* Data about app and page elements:

----

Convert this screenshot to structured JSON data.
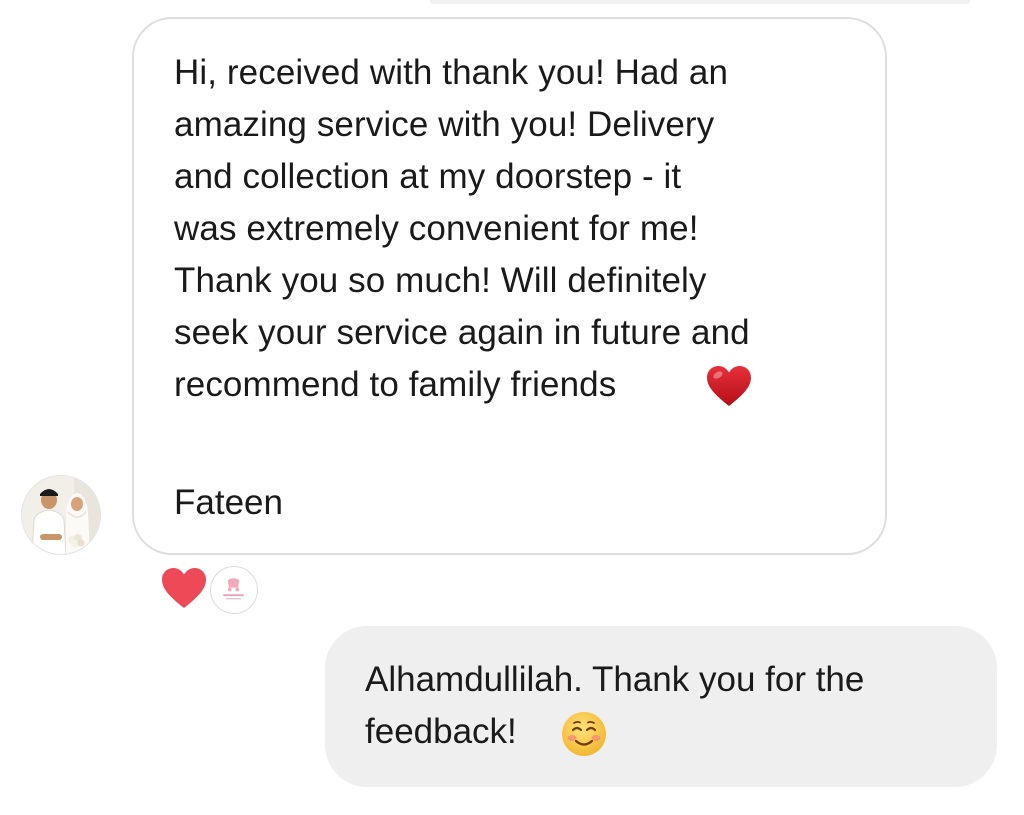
{
  "conversation": {
    "incoming": {
      "text": "Hi, received with thank you! Had an\namazing service with you! Delivery\nand collection at my doorstep - it\nwas extremely convenient for me!\nThank you so much! Will definitely\nseek your service again in future and\nrecommend to family friends",
      "emoji": "red-heart",
      "signature": "Fateen"
    },
    "reactions": [
      {
        "type": "heart-reaction",
        "color": "#ed4956"
      },
      {
        "type": "reactor-avatar"
      }
    ],
    "outgoing": {
      "text": "Alhamdullilah. Thank you for the\nfeedback!",
      "emoji": "smiling-face"
    }
  },
  "colors": {
    "bubble_in_border": "#dedede",
    "bubble_out_bg": "#efefef",
    "heart": "#d41923",
    "reaction_heart": "#ed4956",
    "emoji_face": "#f5c33b"
  },
  "icons": {
    "avatar": "couple-photo-avatar",
    "reaction_avatar": "shop-logo-avatar"
  }
}
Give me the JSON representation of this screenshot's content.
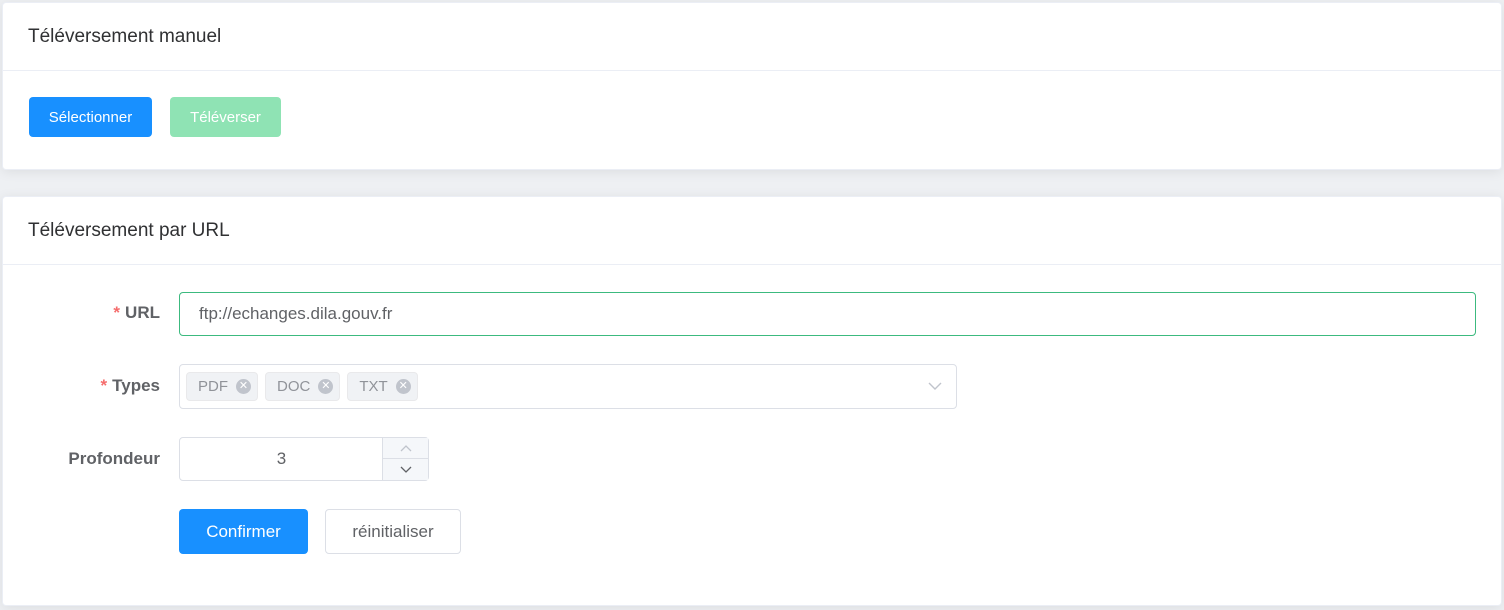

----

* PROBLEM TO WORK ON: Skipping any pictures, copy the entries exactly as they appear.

* YOUR SOLUTION:
Convert this screenshot to structured JSON data.
{
  "conversation": {
    "incoming": {
      "text": "Hi, received with thank you! Had an\namazing service with you! Delivery\nand collection at my doorstep - it\nwas extremely convenient for me!\nThank you so much! Will definitely\nseek your service again in future and\nrecommend to family friends",
      "emoji": "red-heart",
      "signature": "Fateen"
    },
    "reactions": [
      {
        "type": "heart-reaction",
        "color": "#ed4956"
      },
      {
        "type": "reactor-avatar"
      }
    ],
    "outgoing": {
      "text": "Alhamdullilah. Thank you for the\nfeedback!",
      "emoji": "smiling-face"
    }
  },
  "colors": {
    "bubble_in_border": "#dedede",
    "bubble_out_bg": "#efefef",
    "heart": "#d41923",
    "reaction_heart": "#ed4956",
    "emoji_face": "#f5c33b"
  },
  "icons": {
    "avatar": "couple-photo-avatar",
    "reaction_avatar": "shop-logo-avatar"
  }
}
Give me the JSON representation of this screenshot's content.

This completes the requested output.